Talent Development and Organizational Goals


Good managers know that creating strong companies means investing in employees. But just as important as hiring the best talent is developing current employees.

Providing development opportunities for employees not only shows them that they are valuable contributors to the company, but it gives them skills they can use on the job – to the benefit of the organization as a whole. However, just as with every strategic decision, managers need to be deliberate in their talent-development plans.

Aligning talent development to the overall team or organizational strategy is key. There are some typical reasons managers may not have aligned talent-development strategies. Sometimes, managers view talent development as a way to reward individuals for good performance rather than as a strategic tool for the employee and organization’s growth. As a result, they might simply agree with what the employee requests without considering their development within the context of the overall team and organization. In addition, some managers tend to develop their employees in the same ways they always have, without evolving their development initiatives in ways that will help the broader team or organization in the future.

Overall, talent development should be linked to long-term organizational strategy in order to be the most useful to the organization.
Managers should consider the following when building their talent-development plans:

  • What skills should current and future employees have in order to help the organization realize its overall business plan?
  • What skills does each department and team need in order to meet their responsibilities as part of the overall business plan?
  • What skills are presently rewarded on the team and organizational levels?
  • Are there any gaps between skills needed and skills that already exist in the organization?
  • What type of long-term talent development plans can be implemented to bridge those skill gaps?
  • What could be some market-, client- or sales-related issues that this organization may face in the near and long term?

After the talent-development program has taken place, managers can learn more about ways to leverage their employees’ new knowledge and skills by holding a debriefing session. This shows employees that their manager is interested and involved in their development, and allows managers to strategize for future plans with the employees’ new skills in mind.

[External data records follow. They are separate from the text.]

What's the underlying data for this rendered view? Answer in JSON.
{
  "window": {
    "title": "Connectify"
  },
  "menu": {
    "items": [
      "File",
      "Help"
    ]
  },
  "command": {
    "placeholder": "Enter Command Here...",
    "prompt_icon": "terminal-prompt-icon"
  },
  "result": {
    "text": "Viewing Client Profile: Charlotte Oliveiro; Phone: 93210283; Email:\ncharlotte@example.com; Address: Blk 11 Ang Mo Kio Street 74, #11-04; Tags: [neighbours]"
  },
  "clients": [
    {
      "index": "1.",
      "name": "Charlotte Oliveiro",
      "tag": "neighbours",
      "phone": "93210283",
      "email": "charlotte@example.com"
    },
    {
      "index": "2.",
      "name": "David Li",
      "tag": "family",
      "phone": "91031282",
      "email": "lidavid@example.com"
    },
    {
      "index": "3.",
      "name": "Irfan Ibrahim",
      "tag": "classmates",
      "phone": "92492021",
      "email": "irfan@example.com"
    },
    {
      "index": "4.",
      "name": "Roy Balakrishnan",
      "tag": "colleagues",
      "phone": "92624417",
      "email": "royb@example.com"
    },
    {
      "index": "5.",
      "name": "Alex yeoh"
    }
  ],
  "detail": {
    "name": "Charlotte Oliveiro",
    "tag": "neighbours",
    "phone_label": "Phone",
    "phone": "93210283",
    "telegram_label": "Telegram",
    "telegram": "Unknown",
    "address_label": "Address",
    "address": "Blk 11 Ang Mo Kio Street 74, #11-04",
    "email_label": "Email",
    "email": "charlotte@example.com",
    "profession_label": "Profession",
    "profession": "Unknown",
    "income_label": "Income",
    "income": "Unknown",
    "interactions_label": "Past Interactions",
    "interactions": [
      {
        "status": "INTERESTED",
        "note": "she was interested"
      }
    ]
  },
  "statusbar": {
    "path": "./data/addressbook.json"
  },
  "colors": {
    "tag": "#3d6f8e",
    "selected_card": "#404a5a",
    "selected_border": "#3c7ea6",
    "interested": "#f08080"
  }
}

Providing talent-development opportunities is good for employees, but also the organization as a whole. Managers are advised to think of the development as part of their organization’s strategy, and to see that the development plans are aligned with the organization’s overall goals. This ensures that new skills are put to use and are deployed for the good of all parties.